| Task description |
Copy out every entry that follows, without a single picture.

| Information shown |
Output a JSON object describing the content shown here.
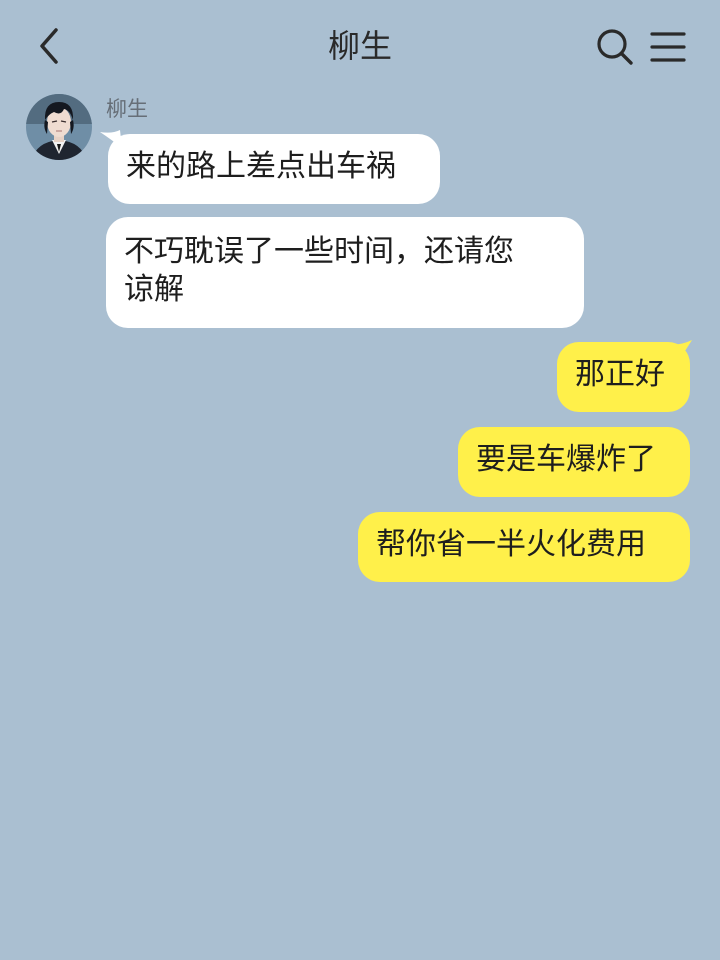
{
  "header": {
    "title": "柳生",
    "back_icon": "chevron-left-icon",
    "search_icon": "search-icon",
    "menu_icon": "hamburger-menu-icon"
  },
  "contact": {
    "name": "柳生"
  },
  "messages": [
    {
      "side": "left",
      "text": "来的路上差点出车祸"
    },
    {
      "side": "left",
      "text_line1": "不巧耽误了一些时间，还请您",
      "text_line2": "谅解"
    },
    {
      "side": "right",
      "text": "那正好"
    },
    {
      "side": "right",
      "text": "要是车爆炸了"
    },
    {
      "side": "right",
      "text": "帮你省一半火化费用"
    }
  ],
  "colors": {
    "background": "#aabfd1",
    "incoming_bubble": "#ffffff",
    "outgoing_bubble": "#fff04a"
  }
}
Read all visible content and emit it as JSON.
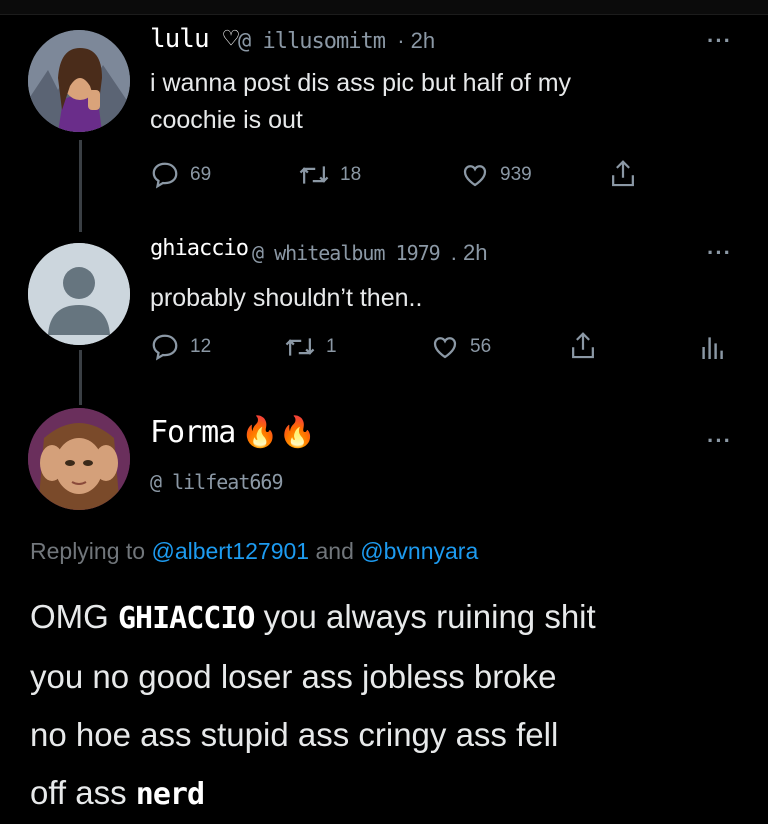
{
  "tweet1": {
    "name": "lulu ♡",
    "handle": "@ illusomitm",
    "time": "· 2h",
    "text_line1": "i wanna post dis ass pic but half of my",
    "text_line2": "coochie is out",
    "replies": "69",
    "retweets": "18",
    "likes": "939"
  },
  "tweet2": {
    "name": "ghiaccio",
    "handle": "@ whitealbum 1979",
    "time": ". 2h",
    "text": "probably shouldn’t then..",
    "replies": "12",
    "retweets": "1",
    "likes": "56"
  },
  "tweet3": {
    "name": "Forma",
    "name_emoji": "🔥🔥",
    "handle": "@ lilfeat669",
    "replying_prefix": "Replying to",
    "mention1": "@albert127901",
    "and_word": "and",
    "mention2": "@bvnnyara",
    "line1_a": "OMG",
    "line1_hl": "GHIACCIO",
    "line1_b": "you always ruining shit",
    "line2": "you no good loser ass jobless broke",
    "line3": "no hoe ass stupid ass cringy ass fell",
    "line4_a": "off ass",
    "line4_hl": "nerd"
  },
  "more_label": "···",
  "icons": [
    "reply-icon",
    "retweet-icon",
    "like-icon",
    "share-icon",
    "analytics-icon",
    "more-icon"
  ]
}
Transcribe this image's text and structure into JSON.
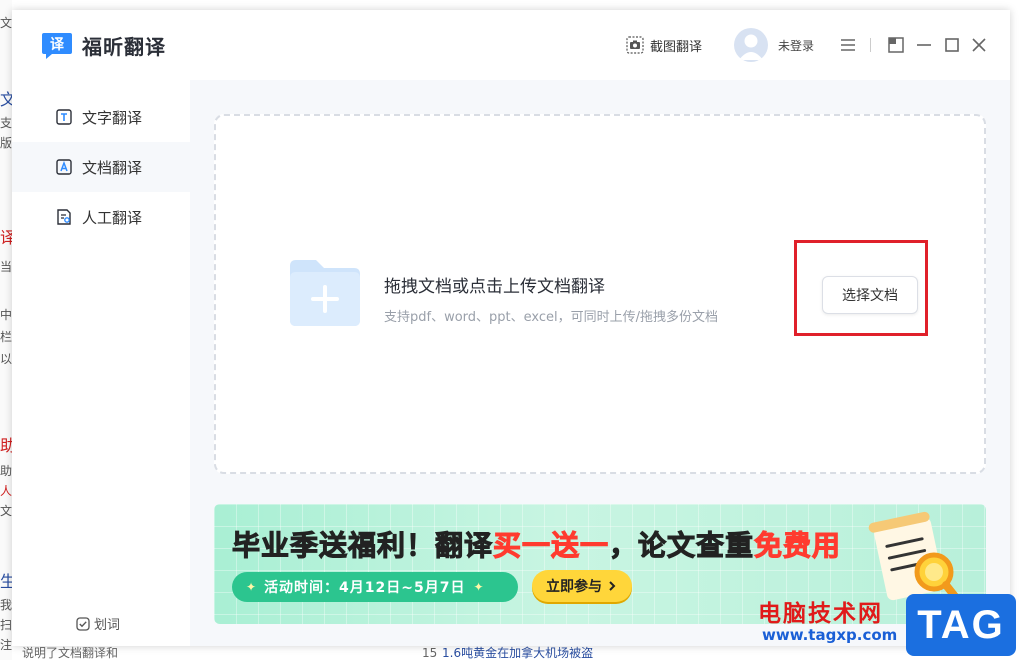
{
  "app": {
    "name": "福昕翻译",
    "logo_char": "译"
  },
  "titlebar": {
    "screenshot_translate": "截图翻译",
    "login": "未登录"
  },
  "sidebar": {
    "items": [
      {
        "label": "文字翻译",
        "icon": "text-translate-icon"
      },
      {
        "label": "文档翻译",
        "icon": "document-translate-icon"
      },
      {
        "label": "人工翻译",
        "icon": "human-translate-icon"
      }
    ],
    "active_index": 1,
    "mark_toggle": "划词"
  },
  "upload": {
    "title": "拖拽文档或点击上传文档翻译",
    "subtitle": "支持pdf、word、ppt、excel，可同时上传/拖拽多份文档",
    "choose_button": "选择文档"
  },
  "banner": {
    "head_prefix": "毕业季送福利！翻译",
    "head_highlight_1": "买一送一",
    "head_middle": "，论文查重",
    "head_highlight_2": "免费用",
    "time_label": "活动时间：4月12日~5月7日",
    "join_button": "立即参与"
  },
  "background": {
    "left_fragments": [
      "文",
      "文",
      "支",
      "版",
      "译",
      "当",
      "中",
      "栏",
      "以",
      "助",
      "助",
      "人",
      "文",
      "生",
      "我",
      "扫",
      "注"
    ],
    "bottom_left": "说明了文档翻译和",
    "bottom_item_num": "15",
    "bottom_item_text": "1.6吨黄金在加拿大机场被盗"
  },
  "watermark": {
    "text": "电脑技术网",
    "url": "www.tagxp.com",
    "tag": "TAG"
  },
  "colors": {
    "brand_blue": "#2f8cff",
    "highlight_red": "#e0202a",
    "banner_green": "#2cc58f",
    "banner_yellow": "#ffd63a"
  }
}
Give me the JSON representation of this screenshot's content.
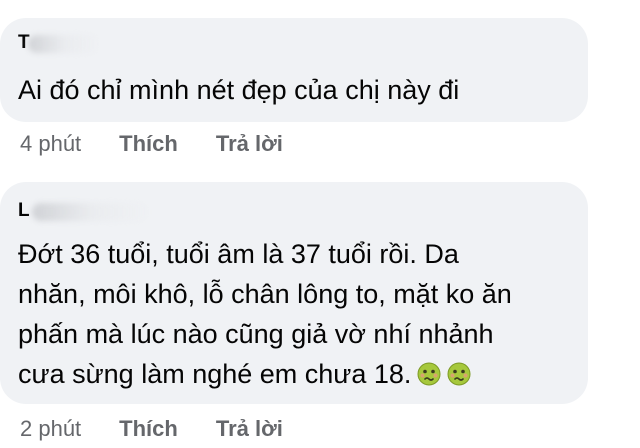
{
  "comments": [
    {
      "author": "T",
      "text": "Ai đó chỉ mình nét đẹp của chị này đi",
      "time": "4 phút",
      "like": "Thích",
      "reply": "Trả lời"
    },
    {
      "author": "L",
      "text_lines": [
        "Đớt 36 tuổi, tuổi âm là 37 tuổi rồi. Da",
        "nhăn, môi khô, lỗ chân lông to, mặt ko ăn",
        "phấn mà lúc nào cũng giả vờ nhí nhảnh",
        "cưa sừng làm nghé em chưa 18."
      ],
      "emojis": [
        "nauseated-face-icon",
        "nauseated-face-icon"
      ],
      "time": "2 phút",
      "like": "Thích",
      "reply": "Trả lời"
    }
  ],
  "colors": {
    "bubble": "#f0f2f5",
    "text": "#050505",
    "meta": "#65676b",
    "emoji_face": "#a6c83c"
  }
}
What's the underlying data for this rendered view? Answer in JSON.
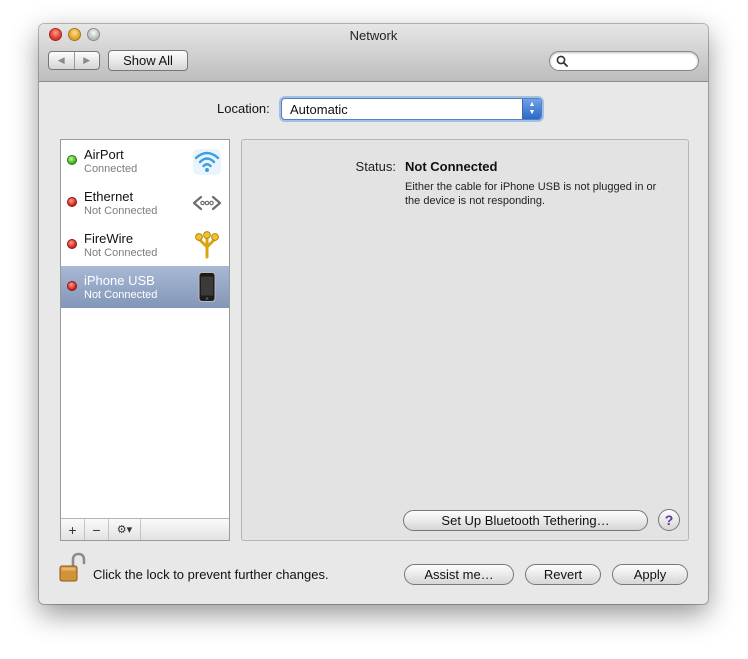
{
  "window": {
    "title": "Network"
  },
  "toolbar": {
    "show_all_label": "Show All",
    "search_placeholder": ""
  },
  "location": {
    "label": "Location:",
    "value": "Automatic"
  },
  "services": [
    {
      "name": "AirPort",
      "status": "Connected",
      "indicator": "green",
      "icon": "wifi-icon"
    },
    {
      "name": "Ethernet",
      "status": "Not Connected",
      "indicator": "red",
      "icon": "ethernet-icon"
    },
    {
      "name": "FireWire",
      "status": "Not Connected",
      "indicator": "red",
      "icon": "firewire-icon"
    },
    {
      "name": "iPhone USB",
      "status": "Not Connected",
      "indicator": "red",
      "icon": "iphone-icon",
      "selected": true
    }
  ],
  "list_toolbar": {
    "add": "+",
    "remove": "−",
    "action": "⚙▾"
  },
  "detail": {
    "status_label": "Status:",
    "status_value": "Not Connected",
    "status_description": "Either the cable for iPhone USB is not plugged in or the device is not responding.",
    "bluetooth_button": "Set Up Bluetooth Tethering…",
    "help": "?"
  },
  "footer": {
    "lock_message": "Click the lock to prevent further changes.",
    "assist_label": "Assist me…",
    "revert_label": "Revert",
    "apply_label": "Apply"
  },
  "colors": {
    "selection": "#8a9cbd",
    "status_connected": "#3aa619",
    "status_disconnected": "#d21e15",
    "focus_ring": "#7daae6"
  }
}
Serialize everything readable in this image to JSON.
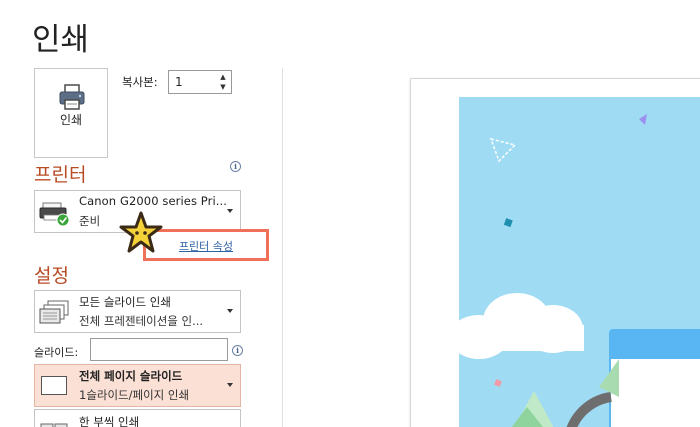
{
  "page": {
    "title": "인쇄"
  },
  "print_button": {
    "label": "인쇄",
    "icon": "printer-icon"
  },
  "copies": {
    "label": "복사본:",
    "value": "1"
  },
  "printer_section": {
    "heading": "프린터",
    "selected": {
      "name": "Canon G2000 series Pri...",
      "status": "준비"
    },
    "properties_link": "프린터 속성"
  },
  "settings_section": {
    "heading": "설정",
    "slides_range": {
      "title": "모든 슬라이드 인쇄",
      "subtitle": "전체 프레젠테이션을 인..."
    },
    "slides_field": {
      "label": "슬라이드:",
      "value": ""
    },
    "layout": {
      "title": "전체 페이지 슬라이드",
      "subtitle": "1슬라이드/페이지 인쇄"
    },
    "collate": {
      "title": "한 부씩 인쇄"
    }
  },
  "colors": {
    "accent": "#b84a24",
    "highlight_box": "#f0705a",
    "link": "#2e62a6",
    "slide_bg": "#9fdcf4",
    "selected_row": "#fbe0d6"
  }
}
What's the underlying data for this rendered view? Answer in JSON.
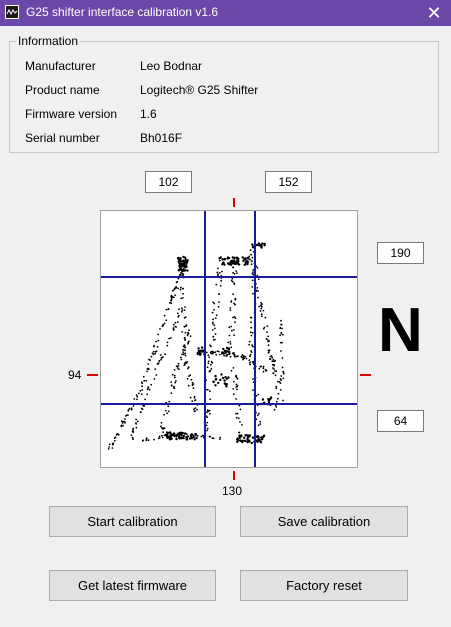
{
  "window": {
    "title": "G25 shifter interface calibration v1.6"
  },
  "info": {
    "legend": "Information",
    "rows": [
      {
        "label": "Manufacturer",
        "value": "Leo Bodnar"
      },
      {
        "label": "Product name",
        "value": "Logitech® G25 Shifter"
      },
      {
        "label": "Firmware version",
        "value": "1.6"
      },
      {
        "label": "Serial number",
        "value": "Bh016F"
      }
    ]
  },
  "calibration": {
    "x_low": "102",
    "x_high": "152",
    "y_high": "190",
    "y_low": "64",
    "x_center": "130",
    "y_center": "94",
    "gear": "N"
  },
  "buttons": {
    "start": "Start calibration",
    "save": "Save calibration",
    "firmware": "Get latest firmware",
    "reset": "Factory reset"
  }
}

| Result below |
Output a JSON object describing the content shown here.
{
  "header": {
    "title": "柳生",
    "back_icon": "chevron-left-icon",
    "search_icon": "search-icon",
    "menu_icon": "hamburger-menu-icon"
  },
  "contact": {
    "name": "柳生"
  },
  "messages": [
    {
      "side": "left",
      "text": "来的路上差点出车祸"
    },
    {
      "side": "left",
      "text_line1": "不巧耽误了一些时间，还请您",
      "text_line2": "谅解"
    },
    {
      "side": "right",
      "text": "那正好"
    },
    {
      "side": "right",
      "text": "要是车爆炸了"
    },
    {
      "side": "right",
      "text": "帮你省一半火化费用"
    }
  ],
  "colors": {
    "background": "#aabfd1",
    "incoming_bubble": "#ffffff",
    "outgoing_bubble": "#fff04a"
  }
}
Read all visible content and emit it as JSON.
{
  "tweet1": {
    "name": "lulu ♡",
    "handle": "@ illusomitm",
    "time": "· 2h",
    "text_line1": "i wanna post dis ass pic but half of my",
    "text_line2": "coochie is out",
    "replies": "69",
    "retweets": "18",
    "likes": "939"
  },
  "tweet2": {
    "name": "ghiaccio",
    "handle": "@ whitealbum 1979",
    "time": ". 2h",
    "text": "probably shouldn’t then..",
    "replies": "12",
    "retweets": "1",
    "likes": "56"
  },
  "tweet3": {
    "name": "Forma",
    "name_emoji": "🔥🔥",
    "handle": "@ lilfeat669",
    "replying_prefix": "Replying to",
    "mention1": "@albert127901",
    "and_word": "and",
    "mention2": "@bvnnyara",
    "line1_a": "OMG",
    "line1_hl": "GHIACCIO",
    "line1_b": "you always ruining shit",
    "line2": "you no good loser ass jobless broke",
    "line3": "no hoe ass stupid ass cringy ass fell",
    "line4_a": "off ass",
    "line4_hl": "nerd"
  },
  "more_label": "···",
  "icons": [
    "reply-icon",
    "retweet-icon",
    "like-icon",
    "share-icon",
    "analytics-icon",
    "more-icon"
  ]
}
Transcribe this image's text and structure into JSON.
{
  "app": {
    "name": "福昕翻译",
    "logo_char": "译"
  },
  "titlebar": {
    "screenshot_translate": "截图翻译",
    "login": "未登录"
  },
  "sidebar": {
    "items": [
      {
        "label": "文字翻译",
        "icon": "text-translate-icon"
      },
      {
        "label": "文档翻译",
        "icon": "document-translate-icon"
      },
      {
        "label": "人工翻译",
        "icon": "human-translate-icon"
      }
    ],
    "active_index": 1,
    "mark_toggle": "划词"
  },
  "upload": {
    "title": "拖拽文档或点击上传文档翻译",
    "subtitle": "支持pdf、word、ppt、excel，可同时上传/拖拽多份文档",
    "choose_button": "选择文档"
  },
  "banner": {
    "head_prefix": "毕业季送福利！翻译",
    "head_highlight_1": "买一送一",
    "head_middle": "，论文查重",
    "head_highlight_2": "免费用",
    "time_label": "活动时间：4月12日~5月7日",
    "join_button": "立即参与"
  },
  "background": {
    "left_fragments": [
      "文",
      "文",
      "支",
      "版",
      "译",
      "当",
      "中",
      "栏",
      "以",
      "助",
      "助",
      "人",
      "文",
      "生",
      "我",
      "扫",
      "注"
    ],
    "bottom_left": "说明了文档翻译和",
    "bottom_item_num": "15",
    "bottom_item_text": "1.6吨黄金在加拿大机场被盗"
  },
  "watermark": {
    "text": "电脑技术网",
    "url": "www.tagxp.com",
    "tag": "TAG"
  },
  "colors": {
    "brand_blue": "#2f8cff",
    "highlight_red": "#e0202a",
    "banner_green": "#2cc58f",
    "banner_yellow": "#ffd63a"
  }
}
Give me the JSON representation of this screenshot's content.
{
  "comments": [
    {
      "author": "T",
      "text": "Ai đó chỉ mình nét đẹp của chị này đi",
      "time": "4 phút",
      "like": "Thích",
      "reply": "Trả lời"
    },
    {
      "author": "L",
      "text_lines": [
        "Đớt 36 tuổi, tuổi âm là 37 tuổi rồi. Da",
        "nhăn, môi khô, lỗ chân lông to, mặt ko ăn",
        "phấn mà lúc nào cũng giả vờ nhí nhảnh",
        "cưa sừng làm nghé em chưa 18."
      ],
      "emojis": [
        "nauseated-face-icon",
        "nauseated-face-icon"
      ],
      "time": "2 phút",
      "like": "Thích",
      "reply": "Trả lời"
    }
  ],
  "colors": {
    "bubble": "#f0f2f5",
    "text": "#050505",
    "meta": "#65676b",
    "emoji_face": "#a6c83c"
  }
}
What's the underlying data for this rendered view? Answer in JSON.
{
  "window": {
    "title": "Network"
  },
  "toolbar": {
    "show_all_label": "Show All",
    "search_placeholder": ""
  },
  "location": {
    "label": "Location:",
    "value": "Automatic"
  },
  "services": [
    {
      "name": "AirPort",
      "status": "Connected",
      "indicator": "green",
      "icon": "wifi-icon"
    },
    {
      "name": "Ethernet",
      "status": "Not Connected",
      "indicator": "red",
      "icon": "ethernet-icon"
    },
    {
      "name": "FireWire",
      "status": "Not Connected",
      "indicator": "red",
      "icon": "firewire-icon"
    },
    {
      "name": "iPhone USB",
      "status": "Not Connected",
      "indicator": "red",
      "icon": "iphone-icon",
      "selected": true
    }
  ],
  "list_toolbar": {
    "add": "+",
    "remove": "−",
    "action": "⚙▾"
  },
  "detail": {
    "status_label": "Status:",
    "status_value": "Not Connected",
    "status_description": "Either the cable for iPhone USB is not plugged in or the device is not responding.",
    "bluetooth_button": "Set Up Bluetooth Tethering…",
    "help": "?"
  },
  "footer": {
    "lock_message": "Click the lock to prevent further changes.",
    "assist_label": "Assist me…",
    "revert_label": "Revert",
    "apply_label": "Apply"
  },
  "colors": {
    "selection": "#8a9cbd",
    "status_connected": "#3aa619",
    "status_disconnected": "#d21e15",
    "focus_ring": "#7daae6"
  }
}
Serialize everything readable in this image to JSON.
{
  "page": {
    "title": "인쇄"
  },
  "print_button": {
    "label": "인쇄",
    "icon": "printer-icon"
  },
  "copies": {
    "label": "복사본:",
    "value": "1"
  },
  "printer_section": {
    "heading": "프린터",
    "selected": {
      "name": "Canon G2000 series Pri...",
      "status": "준비"
    },
    "properties_link": "프린터 속성"
  },
  "settings_section": {
    "heading": "설정",
    "slides_range": {
      "title": "모든 슬라이드 인쇄",
      "subtitle": "전체 프레젠테이션을 인..."
    },
    "slides_field": {
      "label": "슬라이드:",
      "value": ""
    },
    "layout": {
      "title": "전체 페이지 슬라이드",
      "subtitle": "1슬라이드/페이지 인쇄"
    },
    "collate": {
      "title": "한 부씩 인쇄"
    }
  },
  "colors": {
    "accent": "#b84a24",
    "highlight_box": "#f0705a",
    "link": "#2e62a6",
    "slide_bg": "#9fdcf4",
    "selected_row": "#fbe0d6"
  }
}
What's the underlying data for this rendered view? Answer in JSON.
{
  "window": {
    "title": "G25 shifter interface calibration v1.6"
  },
  "info": {
    "legend": "Information",
    "rows": [
      {
        "label": "Manufacturer",
        "value": "Leo Bodnar"
      },
      {
        "label": "Product name",
        "value": "Logitech® G25 Shifter"
      },
      {
        "label": "Firmware version",
        "value": "1.6"
      },
      {
        "label": "Serial number",
        "value": "Bh016F"
      }
    ]
  },
  "calibration": {
    "x_low": "102",
    "x_high": "152",
    "y_high": "190",
    "y_low": "64",
    "x_center": "130",
    "y_center": "94",
    "gear": "N"
  },
  "buttons": {
    "start": "Start calibration",
    "save": "Save calibration",
    "firmware": "Get latest firmware",
    "reset": "Factory reset"
  }
}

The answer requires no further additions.